**WORK REQUEST:**
A copy is needed of each line in the records that has the word "Reports".

**AVAILABLE DATA:**
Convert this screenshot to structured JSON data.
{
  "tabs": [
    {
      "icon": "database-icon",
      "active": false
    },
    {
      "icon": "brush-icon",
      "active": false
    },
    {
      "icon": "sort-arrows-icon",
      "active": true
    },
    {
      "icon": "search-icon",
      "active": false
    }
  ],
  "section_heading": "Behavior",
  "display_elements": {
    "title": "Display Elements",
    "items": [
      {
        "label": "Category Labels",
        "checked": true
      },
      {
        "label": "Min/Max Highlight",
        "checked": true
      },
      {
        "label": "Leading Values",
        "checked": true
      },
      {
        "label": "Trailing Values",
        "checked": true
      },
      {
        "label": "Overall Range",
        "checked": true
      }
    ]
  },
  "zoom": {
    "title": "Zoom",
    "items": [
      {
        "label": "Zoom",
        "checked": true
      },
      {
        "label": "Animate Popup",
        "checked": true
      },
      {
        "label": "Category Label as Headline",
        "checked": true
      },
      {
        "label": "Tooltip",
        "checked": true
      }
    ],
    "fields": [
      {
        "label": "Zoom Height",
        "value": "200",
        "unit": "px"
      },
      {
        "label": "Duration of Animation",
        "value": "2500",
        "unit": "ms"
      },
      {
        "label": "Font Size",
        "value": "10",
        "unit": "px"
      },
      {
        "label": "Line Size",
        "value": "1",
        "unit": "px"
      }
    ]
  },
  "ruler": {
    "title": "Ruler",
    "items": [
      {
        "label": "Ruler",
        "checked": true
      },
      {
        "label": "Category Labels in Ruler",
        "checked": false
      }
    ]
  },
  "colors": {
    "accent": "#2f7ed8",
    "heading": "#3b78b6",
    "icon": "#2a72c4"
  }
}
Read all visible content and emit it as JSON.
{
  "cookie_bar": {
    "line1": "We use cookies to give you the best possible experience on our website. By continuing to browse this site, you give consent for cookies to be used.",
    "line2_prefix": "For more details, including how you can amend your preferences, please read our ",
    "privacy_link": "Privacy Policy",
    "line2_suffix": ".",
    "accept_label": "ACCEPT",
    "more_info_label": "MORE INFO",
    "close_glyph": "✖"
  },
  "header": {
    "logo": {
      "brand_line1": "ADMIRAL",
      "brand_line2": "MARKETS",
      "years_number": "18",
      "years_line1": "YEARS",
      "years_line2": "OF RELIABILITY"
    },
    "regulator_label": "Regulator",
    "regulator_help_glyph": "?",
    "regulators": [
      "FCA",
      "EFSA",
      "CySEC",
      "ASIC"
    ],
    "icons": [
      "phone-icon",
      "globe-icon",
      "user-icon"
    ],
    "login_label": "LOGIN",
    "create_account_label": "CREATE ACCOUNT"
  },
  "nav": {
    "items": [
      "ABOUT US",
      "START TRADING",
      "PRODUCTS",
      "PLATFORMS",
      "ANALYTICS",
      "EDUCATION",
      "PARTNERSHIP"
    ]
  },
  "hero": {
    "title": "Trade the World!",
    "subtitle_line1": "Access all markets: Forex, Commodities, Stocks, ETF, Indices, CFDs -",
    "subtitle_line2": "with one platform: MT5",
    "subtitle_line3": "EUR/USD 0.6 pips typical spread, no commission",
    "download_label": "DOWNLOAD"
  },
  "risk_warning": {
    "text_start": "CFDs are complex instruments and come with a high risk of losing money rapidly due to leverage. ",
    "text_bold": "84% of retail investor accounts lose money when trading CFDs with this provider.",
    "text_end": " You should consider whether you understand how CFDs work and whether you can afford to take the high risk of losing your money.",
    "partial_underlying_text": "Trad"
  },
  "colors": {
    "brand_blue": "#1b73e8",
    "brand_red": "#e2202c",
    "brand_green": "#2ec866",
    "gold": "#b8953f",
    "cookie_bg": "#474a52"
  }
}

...

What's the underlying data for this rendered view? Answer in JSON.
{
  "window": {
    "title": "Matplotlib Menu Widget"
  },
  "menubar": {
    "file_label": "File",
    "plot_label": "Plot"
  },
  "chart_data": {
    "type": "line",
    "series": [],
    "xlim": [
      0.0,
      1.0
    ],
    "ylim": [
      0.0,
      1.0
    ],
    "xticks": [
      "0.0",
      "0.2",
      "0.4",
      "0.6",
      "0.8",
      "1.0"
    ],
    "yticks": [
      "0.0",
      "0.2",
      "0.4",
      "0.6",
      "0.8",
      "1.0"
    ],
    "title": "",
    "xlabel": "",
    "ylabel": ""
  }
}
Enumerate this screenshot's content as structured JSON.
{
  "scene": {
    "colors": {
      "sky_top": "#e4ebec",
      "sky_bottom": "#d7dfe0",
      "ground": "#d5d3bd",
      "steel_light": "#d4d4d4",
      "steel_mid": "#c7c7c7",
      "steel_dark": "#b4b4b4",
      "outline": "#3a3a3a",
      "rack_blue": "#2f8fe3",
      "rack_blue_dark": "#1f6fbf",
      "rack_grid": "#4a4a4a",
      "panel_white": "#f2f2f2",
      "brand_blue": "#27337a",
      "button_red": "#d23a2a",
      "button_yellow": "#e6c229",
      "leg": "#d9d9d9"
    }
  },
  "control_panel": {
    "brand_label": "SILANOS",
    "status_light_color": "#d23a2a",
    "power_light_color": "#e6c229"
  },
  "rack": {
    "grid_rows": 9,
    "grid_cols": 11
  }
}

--

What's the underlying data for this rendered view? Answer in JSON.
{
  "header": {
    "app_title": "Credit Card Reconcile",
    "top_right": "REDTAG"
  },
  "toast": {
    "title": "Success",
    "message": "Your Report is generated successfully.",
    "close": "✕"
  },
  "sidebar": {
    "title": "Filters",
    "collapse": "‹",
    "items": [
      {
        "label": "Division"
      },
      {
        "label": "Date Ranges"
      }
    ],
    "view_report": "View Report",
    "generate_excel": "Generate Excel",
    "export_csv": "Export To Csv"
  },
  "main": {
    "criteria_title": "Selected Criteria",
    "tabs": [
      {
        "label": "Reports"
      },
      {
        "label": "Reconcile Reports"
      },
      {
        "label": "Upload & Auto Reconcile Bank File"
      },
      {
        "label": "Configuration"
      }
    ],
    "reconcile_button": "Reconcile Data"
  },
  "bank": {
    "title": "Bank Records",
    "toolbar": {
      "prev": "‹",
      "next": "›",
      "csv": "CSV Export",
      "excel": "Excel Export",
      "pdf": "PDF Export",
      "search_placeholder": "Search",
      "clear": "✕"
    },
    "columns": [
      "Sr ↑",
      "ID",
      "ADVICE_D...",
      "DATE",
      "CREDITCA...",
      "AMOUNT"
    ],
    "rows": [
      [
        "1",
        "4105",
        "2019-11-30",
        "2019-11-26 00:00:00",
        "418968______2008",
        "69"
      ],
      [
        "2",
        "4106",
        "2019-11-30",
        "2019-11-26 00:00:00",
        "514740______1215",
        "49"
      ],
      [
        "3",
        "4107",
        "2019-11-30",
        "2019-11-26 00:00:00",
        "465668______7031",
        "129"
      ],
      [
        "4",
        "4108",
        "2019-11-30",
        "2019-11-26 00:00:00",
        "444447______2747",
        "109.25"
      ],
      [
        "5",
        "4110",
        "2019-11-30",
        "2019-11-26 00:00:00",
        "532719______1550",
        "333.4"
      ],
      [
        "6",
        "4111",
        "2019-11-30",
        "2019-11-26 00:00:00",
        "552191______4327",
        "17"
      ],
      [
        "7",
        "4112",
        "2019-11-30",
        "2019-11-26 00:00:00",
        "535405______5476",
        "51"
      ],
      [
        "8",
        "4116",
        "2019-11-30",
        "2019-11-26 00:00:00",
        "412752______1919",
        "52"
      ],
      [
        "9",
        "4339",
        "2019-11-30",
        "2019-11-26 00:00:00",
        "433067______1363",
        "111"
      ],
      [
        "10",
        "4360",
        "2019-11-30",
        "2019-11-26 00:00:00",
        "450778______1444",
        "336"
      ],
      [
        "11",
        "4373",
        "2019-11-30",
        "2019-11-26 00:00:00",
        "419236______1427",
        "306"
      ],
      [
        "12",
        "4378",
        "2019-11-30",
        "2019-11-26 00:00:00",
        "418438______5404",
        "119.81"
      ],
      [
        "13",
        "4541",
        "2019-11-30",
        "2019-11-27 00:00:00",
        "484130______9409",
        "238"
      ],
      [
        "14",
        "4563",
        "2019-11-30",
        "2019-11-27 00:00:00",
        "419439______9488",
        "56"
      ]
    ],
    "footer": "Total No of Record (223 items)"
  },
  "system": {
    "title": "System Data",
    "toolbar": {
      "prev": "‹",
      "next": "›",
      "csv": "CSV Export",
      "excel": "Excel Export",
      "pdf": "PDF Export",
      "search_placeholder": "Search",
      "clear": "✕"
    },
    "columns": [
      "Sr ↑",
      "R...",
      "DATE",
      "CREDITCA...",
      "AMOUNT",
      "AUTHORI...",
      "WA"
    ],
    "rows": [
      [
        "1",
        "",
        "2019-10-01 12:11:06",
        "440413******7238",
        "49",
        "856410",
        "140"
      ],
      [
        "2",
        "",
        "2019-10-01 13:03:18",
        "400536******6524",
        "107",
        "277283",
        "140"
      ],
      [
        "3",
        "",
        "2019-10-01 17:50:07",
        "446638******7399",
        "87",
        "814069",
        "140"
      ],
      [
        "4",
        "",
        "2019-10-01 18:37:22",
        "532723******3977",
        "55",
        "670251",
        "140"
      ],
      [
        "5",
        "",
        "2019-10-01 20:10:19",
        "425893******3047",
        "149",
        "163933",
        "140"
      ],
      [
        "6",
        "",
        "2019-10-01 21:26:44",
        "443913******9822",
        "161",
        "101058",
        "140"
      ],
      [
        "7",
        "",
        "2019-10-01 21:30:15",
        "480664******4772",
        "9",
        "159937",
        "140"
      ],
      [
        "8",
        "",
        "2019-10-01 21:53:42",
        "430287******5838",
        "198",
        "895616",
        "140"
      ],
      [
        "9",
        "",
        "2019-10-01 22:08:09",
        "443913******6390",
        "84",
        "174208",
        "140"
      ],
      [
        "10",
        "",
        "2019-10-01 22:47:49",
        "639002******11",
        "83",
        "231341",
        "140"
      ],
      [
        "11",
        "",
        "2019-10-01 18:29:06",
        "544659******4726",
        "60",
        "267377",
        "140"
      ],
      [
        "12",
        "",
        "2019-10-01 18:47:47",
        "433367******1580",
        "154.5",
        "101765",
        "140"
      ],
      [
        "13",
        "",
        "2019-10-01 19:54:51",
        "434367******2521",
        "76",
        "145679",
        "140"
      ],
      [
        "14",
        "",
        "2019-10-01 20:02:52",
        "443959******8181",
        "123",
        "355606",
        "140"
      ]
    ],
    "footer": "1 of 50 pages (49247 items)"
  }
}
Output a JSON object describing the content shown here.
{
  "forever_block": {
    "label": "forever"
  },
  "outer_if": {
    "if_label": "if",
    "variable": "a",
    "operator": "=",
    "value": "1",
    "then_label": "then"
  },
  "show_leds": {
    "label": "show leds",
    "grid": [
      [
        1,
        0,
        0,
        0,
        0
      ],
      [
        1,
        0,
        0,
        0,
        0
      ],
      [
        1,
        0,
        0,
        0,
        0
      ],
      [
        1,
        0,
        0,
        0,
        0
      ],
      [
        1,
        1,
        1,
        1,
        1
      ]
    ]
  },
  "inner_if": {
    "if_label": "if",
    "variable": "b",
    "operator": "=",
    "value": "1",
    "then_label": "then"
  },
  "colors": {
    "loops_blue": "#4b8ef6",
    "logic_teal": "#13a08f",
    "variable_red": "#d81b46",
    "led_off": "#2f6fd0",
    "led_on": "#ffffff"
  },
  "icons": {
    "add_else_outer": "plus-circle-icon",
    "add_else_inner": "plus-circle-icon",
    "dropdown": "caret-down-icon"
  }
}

**EXERCISE SOLUTION:**
        "label": "Reports"
        "label": "Reconcile Reports"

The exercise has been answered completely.